**Exercise details:** Please copy every line of the data in which the string "Agent" appears.

(Excerpts from an interface dataset)
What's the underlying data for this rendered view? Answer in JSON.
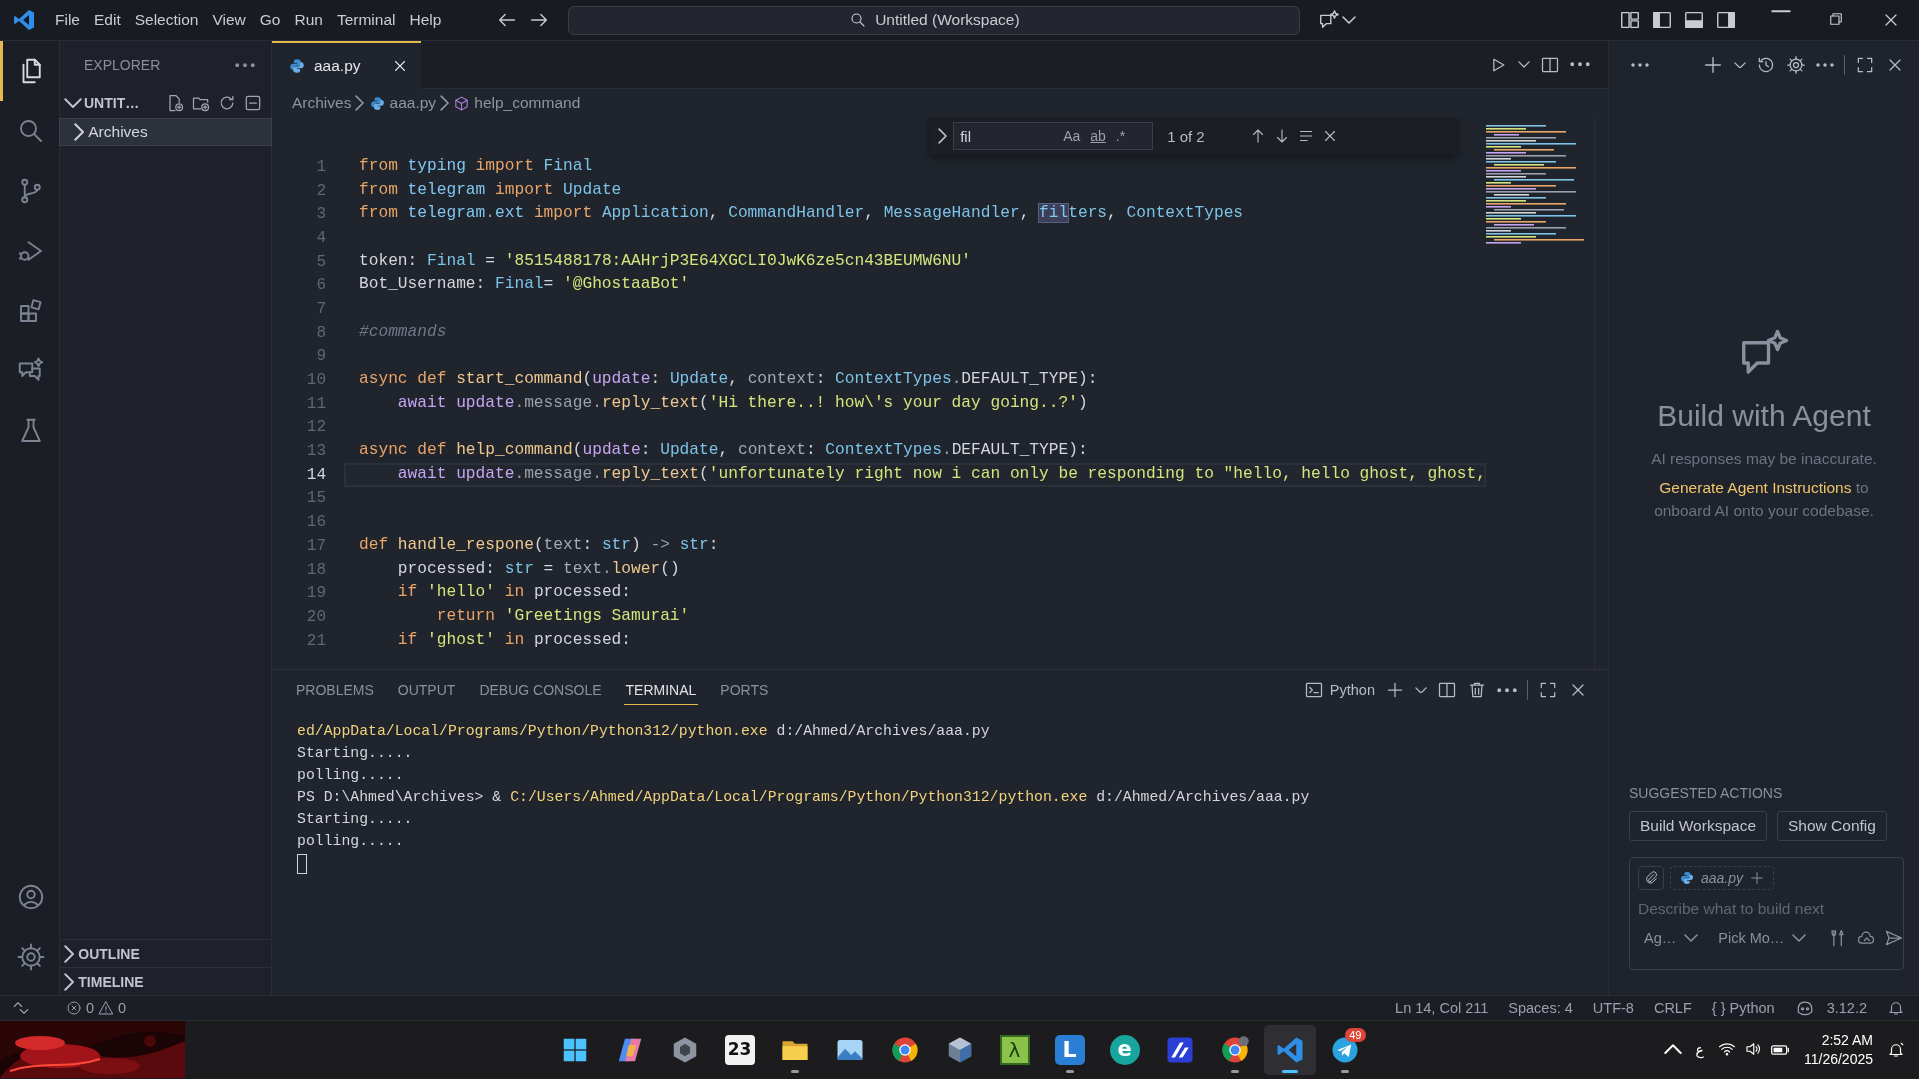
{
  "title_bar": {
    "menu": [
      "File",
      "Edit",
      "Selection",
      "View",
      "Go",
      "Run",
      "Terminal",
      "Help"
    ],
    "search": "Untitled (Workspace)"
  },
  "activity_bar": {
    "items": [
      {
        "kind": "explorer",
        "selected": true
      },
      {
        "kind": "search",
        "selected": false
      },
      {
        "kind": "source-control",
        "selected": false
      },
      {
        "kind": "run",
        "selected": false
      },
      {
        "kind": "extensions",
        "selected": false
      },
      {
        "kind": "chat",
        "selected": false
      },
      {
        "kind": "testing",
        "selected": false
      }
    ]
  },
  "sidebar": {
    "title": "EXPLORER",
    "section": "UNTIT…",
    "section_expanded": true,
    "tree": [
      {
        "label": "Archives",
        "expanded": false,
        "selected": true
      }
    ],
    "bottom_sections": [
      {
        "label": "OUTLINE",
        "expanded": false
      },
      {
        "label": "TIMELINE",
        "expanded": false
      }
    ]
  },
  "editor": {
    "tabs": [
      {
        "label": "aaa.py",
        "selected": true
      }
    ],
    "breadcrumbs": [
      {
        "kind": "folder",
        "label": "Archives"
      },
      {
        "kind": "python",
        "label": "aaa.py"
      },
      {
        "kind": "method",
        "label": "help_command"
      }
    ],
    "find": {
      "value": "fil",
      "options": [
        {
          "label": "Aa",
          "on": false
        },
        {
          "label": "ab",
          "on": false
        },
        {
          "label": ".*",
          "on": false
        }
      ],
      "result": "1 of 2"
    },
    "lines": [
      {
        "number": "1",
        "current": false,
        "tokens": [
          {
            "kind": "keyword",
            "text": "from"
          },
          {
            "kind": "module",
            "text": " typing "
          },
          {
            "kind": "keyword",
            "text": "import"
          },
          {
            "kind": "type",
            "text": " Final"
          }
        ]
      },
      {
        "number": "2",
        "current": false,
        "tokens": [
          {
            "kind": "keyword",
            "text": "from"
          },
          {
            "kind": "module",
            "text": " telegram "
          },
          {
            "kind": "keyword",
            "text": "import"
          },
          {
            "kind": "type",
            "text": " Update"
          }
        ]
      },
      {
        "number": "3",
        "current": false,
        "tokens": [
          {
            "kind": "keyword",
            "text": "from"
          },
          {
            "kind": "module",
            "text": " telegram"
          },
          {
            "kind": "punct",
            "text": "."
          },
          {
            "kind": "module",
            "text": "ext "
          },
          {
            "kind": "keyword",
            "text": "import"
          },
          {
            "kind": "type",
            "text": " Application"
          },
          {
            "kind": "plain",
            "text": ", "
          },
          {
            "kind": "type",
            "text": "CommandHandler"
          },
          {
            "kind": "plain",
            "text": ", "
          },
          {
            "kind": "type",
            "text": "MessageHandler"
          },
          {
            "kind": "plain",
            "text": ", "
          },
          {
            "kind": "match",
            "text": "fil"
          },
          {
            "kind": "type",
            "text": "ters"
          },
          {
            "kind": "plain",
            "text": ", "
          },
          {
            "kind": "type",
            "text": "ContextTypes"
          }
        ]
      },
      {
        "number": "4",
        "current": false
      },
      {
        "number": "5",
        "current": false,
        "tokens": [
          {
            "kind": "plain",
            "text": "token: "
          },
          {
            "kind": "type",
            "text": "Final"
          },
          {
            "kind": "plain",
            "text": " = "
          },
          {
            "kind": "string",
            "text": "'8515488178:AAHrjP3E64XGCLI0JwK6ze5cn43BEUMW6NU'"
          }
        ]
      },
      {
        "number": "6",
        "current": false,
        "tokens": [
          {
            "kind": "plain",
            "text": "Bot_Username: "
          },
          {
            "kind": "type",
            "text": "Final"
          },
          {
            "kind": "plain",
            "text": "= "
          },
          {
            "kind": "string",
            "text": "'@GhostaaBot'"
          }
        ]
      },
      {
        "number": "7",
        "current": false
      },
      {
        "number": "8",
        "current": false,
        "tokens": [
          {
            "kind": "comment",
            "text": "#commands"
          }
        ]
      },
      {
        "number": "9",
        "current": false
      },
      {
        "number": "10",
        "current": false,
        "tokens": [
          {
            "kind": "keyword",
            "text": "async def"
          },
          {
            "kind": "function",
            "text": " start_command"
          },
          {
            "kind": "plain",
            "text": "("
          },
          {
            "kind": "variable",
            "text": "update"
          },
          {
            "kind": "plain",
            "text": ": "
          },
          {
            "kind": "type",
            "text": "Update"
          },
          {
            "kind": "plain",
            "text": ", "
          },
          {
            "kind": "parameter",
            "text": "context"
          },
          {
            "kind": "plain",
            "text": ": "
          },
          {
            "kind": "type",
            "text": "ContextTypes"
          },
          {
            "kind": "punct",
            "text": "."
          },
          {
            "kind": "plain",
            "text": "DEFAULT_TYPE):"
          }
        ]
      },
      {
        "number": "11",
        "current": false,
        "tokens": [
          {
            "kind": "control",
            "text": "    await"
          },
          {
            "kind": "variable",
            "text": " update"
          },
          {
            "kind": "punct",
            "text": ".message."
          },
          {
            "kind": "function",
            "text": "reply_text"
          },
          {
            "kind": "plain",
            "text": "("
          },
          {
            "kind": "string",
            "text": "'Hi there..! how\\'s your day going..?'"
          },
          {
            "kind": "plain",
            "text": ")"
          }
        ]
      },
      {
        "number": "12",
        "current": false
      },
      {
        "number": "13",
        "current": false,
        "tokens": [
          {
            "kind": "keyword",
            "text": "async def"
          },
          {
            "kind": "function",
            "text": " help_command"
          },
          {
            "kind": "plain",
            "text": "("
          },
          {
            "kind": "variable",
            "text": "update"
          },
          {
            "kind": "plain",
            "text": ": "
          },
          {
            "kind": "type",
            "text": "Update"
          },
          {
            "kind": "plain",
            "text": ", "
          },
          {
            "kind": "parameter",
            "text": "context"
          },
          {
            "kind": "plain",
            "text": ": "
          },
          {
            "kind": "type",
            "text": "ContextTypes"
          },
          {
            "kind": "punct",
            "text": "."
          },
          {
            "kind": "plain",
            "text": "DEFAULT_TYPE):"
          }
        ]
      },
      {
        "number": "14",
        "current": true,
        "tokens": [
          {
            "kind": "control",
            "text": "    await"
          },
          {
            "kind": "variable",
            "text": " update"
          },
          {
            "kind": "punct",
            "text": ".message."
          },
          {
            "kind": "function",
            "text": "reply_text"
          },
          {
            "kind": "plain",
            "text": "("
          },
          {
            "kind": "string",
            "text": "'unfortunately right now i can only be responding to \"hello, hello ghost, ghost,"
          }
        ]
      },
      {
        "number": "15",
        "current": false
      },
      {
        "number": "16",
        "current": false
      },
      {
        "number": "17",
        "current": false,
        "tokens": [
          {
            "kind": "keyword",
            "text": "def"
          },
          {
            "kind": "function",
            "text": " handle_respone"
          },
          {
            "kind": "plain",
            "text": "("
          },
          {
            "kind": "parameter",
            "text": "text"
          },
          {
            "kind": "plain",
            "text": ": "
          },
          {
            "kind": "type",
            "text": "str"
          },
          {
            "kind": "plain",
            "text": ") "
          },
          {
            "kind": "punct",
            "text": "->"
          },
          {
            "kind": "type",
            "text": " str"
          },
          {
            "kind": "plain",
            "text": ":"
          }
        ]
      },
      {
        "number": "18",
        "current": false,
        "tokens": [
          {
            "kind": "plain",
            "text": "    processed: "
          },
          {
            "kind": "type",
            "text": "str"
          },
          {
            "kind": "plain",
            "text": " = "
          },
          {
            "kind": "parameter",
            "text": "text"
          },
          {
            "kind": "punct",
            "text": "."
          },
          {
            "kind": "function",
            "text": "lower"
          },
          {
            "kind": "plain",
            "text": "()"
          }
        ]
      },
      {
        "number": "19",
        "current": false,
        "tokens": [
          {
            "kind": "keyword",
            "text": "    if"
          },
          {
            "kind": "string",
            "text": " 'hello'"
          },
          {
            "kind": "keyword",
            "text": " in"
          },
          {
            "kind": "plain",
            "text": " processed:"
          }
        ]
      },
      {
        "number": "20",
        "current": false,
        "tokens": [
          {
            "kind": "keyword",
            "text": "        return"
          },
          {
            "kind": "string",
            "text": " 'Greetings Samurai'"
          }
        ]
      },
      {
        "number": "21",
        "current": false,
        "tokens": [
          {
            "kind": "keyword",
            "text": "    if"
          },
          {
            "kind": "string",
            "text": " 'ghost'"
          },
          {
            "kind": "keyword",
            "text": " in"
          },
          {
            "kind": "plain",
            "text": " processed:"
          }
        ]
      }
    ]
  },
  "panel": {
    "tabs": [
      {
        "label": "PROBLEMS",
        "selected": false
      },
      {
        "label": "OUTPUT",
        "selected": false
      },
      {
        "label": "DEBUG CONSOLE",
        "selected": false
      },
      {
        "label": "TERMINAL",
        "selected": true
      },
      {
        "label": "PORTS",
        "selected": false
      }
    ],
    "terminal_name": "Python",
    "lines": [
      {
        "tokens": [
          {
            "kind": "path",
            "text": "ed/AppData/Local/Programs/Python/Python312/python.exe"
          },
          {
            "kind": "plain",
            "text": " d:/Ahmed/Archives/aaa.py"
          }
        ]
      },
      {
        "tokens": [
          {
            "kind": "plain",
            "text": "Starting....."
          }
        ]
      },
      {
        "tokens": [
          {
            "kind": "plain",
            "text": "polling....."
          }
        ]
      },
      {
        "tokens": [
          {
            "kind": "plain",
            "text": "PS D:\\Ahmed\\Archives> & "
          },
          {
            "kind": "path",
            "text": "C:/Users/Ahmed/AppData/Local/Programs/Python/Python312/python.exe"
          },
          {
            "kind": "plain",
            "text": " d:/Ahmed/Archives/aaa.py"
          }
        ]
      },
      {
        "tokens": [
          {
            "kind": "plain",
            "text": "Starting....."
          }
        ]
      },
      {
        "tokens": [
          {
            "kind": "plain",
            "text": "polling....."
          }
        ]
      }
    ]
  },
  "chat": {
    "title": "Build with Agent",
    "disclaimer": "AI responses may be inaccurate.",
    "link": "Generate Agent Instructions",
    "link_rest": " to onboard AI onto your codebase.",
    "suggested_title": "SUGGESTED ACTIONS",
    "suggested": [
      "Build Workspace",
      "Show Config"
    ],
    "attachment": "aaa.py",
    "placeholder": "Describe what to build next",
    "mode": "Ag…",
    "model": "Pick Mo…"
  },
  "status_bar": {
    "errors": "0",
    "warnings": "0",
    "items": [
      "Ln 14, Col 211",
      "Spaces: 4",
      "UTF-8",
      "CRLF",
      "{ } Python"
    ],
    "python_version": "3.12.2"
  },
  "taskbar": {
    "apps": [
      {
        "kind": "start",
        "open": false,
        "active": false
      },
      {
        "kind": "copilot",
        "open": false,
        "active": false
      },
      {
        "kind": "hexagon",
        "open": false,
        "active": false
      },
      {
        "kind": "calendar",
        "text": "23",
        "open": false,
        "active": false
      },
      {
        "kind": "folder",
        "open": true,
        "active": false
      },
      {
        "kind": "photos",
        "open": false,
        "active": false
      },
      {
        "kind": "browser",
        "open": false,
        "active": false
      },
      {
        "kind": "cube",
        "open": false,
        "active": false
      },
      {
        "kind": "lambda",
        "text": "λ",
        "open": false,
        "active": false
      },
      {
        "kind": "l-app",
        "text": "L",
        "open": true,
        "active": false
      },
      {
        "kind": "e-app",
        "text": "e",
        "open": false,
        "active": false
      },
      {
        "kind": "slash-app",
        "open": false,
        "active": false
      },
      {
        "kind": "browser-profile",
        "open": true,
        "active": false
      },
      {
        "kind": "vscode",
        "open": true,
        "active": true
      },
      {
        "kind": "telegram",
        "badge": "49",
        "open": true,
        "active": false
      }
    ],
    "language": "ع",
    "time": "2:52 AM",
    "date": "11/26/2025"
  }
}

**Exercise solution:**
    "title": "Build with Agent",
    "link": "Generate Agent Instructions",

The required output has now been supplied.